Cognitive Behavioral Therapy (CBT)

891 Words4 Pages
Treatment for addiction needs to contain a combination of therapy methods due to the complexity of the disease. A common difficulty with addicts begins with the inability to see they have a problem and need to seek medical attention to help fight the disease. First, loved ones, family, and friends must make it their responsibility to get the addict help. According to Neurologist Dr. Marvin Seppala, in a CNN article on July 16, 2013, “Addiction: The disease that lies,” We assume they can make their own decisions, especially when it comes to help for their addiction. In so doing we are expecting the person with a diseased brain to accept the unacceptable, that the continued use of drugs is not providing relief from the problem -- it is…show more content…
After one has accepted his or her problem and agreed to treatment, there are a variety of options one could pursue.
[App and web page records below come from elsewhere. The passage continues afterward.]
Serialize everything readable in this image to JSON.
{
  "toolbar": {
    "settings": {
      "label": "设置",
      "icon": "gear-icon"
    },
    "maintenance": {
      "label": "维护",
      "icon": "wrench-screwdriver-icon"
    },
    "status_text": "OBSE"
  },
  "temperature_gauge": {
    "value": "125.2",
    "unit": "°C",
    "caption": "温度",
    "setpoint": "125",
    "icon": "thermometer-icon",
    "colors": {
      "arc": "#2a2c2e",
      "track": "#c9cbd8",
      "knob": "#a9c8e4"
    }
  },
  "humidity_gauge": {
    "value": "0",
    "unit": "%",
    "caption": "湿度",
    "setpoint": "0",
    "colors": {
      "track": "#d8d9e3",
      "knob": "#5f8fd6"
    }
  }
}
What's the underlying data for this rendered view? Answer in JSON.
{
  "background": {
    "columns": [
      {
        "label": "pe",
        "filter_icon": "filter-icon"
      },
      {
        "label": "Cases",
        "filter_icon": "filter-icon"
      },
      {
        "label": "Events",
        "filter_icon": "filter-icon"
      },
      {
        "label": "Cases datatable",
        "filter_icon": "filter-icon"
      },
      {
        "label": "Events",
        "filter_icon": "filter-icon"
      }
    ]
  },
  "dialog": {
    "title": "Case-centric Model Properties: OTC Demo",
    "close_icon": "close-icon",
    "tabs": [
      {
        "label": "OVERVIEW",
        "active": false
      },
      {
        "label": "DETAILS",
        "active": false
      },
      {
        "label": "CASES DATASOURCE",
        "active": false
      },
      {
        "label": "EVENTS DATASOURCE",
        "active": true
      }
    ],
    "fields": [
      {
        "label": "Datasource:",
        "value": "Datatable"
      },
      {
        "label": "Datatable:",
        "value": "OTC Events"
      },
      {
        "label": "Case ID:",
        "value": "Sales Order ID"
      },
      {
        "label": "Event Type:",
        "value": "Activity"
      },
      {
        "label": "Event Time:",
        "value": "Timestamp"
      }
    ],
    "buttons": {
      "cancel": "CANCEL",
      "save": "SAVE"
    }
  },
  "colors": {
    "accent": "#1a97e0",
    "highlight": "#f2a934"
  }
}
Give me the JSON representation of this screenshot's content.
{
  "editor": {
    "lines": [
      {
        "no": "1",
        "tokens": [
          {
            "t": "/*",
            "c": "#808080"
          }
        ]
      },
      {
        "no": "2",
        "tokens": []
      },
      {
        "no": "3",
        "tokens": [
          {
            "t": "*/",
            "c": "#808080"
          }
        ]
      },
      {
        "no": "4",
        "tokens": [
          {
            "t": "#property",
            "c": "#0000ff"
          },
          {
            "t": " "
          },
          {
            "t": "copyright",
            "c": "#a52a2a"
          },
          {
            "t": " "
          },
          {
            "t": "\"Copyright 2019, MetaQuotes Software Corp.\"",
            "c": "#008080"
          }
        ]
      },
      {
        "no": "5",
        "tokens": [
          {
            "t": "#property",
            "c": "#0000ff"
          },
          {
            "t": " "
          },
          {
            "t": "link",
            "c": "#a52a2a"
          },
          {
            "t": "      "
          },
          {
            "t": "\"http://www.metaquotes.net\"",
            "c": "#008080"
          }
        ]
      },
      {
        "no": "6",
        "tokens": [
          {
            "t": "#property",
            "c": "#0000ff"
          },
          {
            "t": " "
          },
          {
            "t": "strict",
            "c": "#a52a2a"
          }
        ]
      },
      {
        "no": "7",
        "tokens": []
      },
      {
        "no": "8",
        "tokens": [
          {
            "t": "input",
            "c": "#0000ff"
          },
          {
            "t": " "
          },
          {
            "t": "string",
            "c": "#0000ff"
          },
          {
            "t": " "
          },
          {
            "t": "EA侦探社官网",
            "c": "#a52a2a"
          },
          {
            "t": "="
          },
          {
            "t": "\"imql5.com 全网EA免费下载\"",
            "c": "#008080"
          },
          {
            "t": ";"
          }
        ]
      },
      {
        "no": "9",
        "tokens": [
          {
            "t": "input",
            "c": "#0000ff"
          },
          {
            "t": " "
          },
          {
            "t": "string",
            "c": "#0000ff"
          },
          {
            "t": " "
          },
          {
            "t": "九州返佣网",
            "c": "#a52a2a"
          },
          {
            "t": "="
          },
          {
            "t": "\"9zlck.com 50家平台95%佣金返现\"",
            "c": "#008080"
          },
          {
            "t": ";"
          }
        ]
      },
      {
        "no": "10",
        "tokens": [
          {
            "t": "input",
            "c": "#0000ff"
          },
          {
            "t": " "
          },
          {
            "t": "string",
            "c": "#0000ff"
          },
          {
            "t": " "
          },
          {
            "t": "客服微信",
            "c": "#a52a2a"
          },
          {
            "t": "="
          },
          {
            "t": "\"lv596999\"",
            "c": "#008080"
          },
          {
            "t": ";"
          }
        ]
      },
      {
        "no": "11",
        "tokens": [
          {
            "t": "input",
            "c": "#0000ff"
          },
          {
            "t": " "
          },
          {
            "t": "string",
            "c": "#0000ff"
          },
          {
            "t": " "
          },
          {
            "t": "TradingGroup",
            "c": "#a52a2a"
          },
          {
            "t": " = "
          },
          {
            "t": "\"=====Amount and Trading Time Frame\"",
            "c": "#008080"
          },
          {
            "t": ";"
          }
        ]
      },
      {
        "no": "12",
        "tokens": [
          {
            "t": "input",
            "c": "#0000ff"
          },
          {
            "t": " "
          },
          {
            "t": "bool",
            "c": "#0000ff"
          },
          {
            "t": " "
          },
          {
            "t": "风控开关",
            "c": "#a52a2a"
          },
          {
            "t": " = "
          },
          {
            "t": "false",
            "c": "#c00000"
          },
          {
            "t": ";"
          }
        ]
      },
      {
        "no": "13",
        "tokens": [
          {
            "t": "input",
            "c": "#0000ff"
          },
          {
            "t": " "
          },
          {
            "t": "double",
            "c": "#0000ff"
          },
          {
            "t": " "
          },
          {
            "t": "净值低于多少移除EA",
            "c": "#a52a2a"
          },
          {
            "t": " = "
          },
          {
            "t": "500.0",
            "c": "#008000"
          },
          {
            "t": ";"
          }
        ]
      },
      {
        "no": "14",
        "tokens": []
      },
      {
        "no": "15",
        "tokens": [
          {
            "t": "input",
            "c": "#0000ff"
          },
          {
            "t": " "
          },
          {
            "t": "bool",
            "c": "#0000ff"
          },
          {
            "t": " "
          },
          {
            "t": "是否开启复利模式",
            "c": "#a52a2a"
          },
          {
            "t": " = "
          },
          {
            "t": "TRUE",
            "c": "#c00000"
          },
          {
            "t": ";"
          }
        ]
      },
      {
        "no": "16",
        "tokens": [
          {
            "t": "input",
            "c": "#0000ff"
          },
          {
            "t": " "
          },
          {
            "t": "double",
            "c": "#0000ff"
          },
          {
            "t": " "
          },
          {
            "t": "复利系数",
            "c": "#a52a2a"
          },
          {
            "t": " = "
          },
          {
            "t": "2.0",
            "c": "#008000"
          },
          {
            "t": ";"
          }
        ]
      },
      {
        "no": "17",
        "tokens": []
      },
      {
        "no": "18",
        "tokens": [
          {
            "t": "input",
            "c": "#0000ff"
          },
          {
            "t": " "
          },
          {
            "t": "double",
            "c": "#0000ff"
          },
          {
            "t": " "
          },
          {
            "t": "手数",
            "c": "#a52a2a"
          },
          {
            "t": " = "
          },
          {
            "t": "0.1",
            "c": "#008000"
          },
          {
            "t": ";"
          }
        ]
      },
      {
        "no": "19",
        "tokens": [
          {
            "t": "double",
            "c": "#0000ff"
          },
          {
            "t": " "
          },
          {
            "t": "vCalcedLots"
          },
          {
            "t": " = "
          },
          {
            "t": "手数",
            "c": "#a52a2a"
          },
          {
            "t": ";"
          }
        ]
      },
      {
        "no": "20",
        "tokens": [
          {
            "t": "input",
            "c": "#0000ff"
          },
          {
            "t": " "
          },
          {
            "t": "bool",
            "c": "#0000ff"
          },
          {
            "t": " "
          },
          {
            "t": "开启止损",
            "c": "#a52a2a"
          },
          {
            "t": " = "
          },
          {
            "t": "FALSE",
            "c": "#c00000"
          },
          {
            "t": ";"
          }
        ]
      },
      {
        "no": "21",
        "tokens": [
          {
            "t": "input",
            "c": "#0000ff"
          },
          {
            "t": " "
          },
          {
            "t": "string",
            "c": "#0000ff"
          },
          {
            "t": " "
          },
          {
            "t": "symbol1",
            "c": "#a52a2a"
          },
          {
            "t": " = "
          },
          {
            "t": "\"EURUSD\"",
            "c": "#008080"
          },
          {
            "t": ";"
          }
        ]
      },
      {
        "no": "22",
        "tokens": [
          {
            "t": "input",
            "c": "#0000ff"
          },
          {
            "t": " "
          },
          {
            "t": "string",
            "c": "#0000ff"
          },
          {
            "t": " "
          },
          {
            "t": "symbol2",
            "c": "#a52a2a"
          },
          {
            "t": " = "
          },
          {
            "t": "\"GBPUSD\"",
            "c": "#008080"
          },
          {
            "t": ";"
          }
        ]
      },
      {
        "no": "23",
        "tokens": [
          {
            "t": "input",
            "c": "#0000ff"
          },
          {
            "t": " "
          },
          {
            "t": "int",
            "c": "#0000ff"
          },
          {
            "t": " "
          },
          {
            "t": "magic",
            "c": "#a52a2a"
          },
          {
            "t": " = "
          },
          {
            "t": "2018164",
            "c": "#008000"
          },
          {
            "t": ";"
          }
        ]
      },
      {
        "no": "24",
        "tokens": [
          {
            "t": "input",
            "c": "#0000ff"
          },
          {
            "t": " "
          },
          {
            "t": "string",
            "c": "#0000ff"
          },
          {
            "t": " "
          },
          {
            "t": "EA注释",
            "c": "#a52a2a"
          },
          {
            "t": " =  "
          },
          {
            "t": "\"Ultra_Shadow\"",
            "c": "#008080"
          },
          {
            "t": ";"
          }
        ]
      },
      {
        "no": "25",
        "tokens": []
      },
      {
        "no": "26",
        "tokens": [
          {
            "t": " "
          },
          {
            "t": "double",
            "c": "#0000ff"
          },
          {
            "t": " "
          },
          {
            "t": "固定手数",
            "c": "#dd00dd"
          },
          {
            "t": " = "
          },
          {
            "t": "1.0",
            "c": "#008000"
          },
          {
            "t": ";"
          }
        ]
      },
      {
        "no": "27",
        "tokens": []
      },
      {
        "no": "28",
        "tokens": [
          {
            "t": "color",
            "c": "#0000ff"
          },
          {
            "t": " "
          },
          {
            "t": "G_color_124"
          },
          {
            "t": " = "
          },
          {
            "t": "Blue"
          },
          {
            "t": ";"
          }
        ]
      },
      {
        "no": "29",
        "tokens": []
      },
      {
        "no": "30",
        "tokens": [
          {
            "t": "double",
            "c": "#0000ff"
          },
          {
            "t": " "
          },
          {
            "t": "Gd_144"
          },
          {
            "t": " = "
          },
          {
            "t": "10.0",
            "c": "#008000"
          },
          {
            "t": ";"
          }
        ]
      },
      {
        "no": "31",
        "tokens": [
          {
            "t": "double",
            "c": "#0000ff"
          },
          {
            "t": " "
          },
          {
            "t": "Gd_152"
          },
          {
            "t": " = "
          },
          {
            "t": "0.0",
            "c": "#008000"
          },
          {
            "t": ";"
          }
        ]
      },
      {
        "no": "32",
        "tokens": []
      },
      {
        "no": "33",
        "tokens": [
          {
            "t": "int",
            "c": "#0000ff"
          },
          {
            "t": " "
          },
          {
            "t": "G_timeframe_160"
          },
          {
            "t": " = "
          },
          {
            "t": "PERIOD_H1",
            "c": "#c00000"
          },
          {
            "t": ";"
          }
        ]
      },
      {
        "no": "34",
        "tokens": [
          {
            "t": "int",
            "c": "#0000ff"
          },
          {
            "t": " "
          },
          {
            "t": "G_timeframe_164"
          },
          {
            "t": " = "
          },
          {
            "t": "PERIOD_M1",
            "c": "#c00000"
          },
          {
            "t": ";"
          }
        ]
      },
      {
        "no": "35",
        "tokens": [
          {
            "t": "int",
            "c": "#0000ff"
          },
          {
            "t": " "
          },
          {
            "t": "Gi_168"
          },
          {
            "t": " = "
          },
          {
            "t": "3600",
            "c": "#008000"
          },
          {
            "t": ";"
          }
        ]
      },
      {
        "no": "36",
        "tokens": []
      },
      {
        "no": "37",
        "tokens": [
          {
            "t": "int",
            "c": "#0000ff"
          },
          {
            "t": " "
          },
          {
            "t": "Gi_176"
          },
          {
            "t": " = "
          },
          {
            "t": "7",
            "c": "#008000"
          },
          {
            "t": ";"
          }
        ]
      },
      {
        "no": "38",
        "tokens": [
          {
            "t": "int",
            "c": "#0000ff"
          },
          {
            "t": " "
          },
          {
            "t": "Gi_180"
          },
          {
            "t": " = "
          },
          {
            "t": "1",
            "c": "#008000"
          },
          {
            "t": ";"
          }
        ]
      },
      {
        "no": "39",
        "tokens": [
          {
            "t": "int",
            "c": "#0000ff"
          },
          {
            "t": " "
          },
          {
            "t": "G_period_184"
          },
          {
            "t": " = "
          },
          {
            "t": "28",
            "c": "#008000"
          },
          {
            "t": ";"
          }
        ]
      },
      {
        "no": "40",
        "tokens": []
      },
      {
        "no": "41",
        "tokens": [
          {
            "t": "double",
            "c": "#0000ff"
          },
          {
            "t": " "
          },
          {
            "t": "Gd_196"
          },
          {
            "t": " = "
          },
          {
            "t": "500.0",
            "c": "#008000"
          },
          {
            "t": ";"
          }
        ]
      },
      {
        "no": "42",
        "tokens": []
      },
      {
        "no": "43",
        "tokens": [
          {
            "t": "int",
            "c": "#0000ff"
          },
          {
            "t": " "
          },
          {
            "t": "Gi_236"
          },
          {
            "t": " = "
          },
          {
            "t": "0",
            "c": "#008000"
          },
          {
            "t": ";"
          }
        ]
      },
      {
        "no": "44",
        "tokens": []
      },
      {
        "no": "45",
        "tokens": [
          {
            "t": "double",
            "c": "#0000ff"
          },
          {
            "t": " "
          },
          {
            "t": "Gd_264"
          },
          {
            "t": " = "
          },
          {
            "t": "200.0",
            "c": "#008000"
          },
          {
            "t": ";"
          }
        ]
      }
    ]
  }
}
Dr. Timothy Cannon, a Behavioral Neuroscience professor at the University of Scranton, believes addiction treatment should involve “Cognitive Behavioral Therapy (CBT) because it is backed by science, unlike the 12- step approach used in Alcohol Anonymous, mixed with some type of pharmaceutical drug such as naltrexone which blunts the urge and changes behavior by affecting the reward system.” The 12- step approach should not be considered a valid treatment because it revolves around a philosophical/religious view which believes a “higher power” can cure addicts. Patient- driven therapy, such as the 12-step approach, does not result in better treatment. However, doctor-driven therapy methods involving medicine and science create numerous successful ways to make an addict healthy. CBT, a psychotherapeutic treatment, helps patients understand the thoughts and feelings that influence behavior. With addicts, CBT teaches and encourages addicts to reduce use or stop taking drugs. CBT may not be enough to help change an addict’s brain function and structure back to normal, however, pharmaceutical drugs can. Administering these drugs creates a lower instinctive drive for the brain to receive the addictive drugs.…show more content…
Kyle Smith’s New York Post “Addiction is not a disease—and we’re treating addicts incorrectly” on July 12, 2015, details the concepts of Neuroscientist Dr. Marc Lewis, a longtime addict and professor of Developmental Psychology. Dr. Lewis says, “Addiction is not a disease. It’s simply a nasty habit.” This belief portrays addiction to be a moral failing and a weakness of willpower. In the beginning, drug use results from poor willpower or a moral difficulty because the person does not say no to drugs. However, once drugs become addictive, it can no longer be considered a habit because habits resolve with internal mental strength, but addiction requires external help. Without help from doctors and resources addiction will most likely not be cured. Dr. Lance Dodes’ article, “Is Addiction Really a Disease?” in Psychology Today December 17, 2011, describes the contradicting beliefs on addiction. Dr. Dodes said, “In addiction there is no infectious agent, no pathological biological process, and no biologically degenerative condition. The only ‘disease-like’ aspect of addiction is that if people do not deal with it, their lives tend to get worse.” In this case, addiction cannot be a disease because it does not incorporate the characteristics of a disease. Addiction creates a unique situation when defining it

More about Cognitive Behavioral Therapy (CBT)

Open Document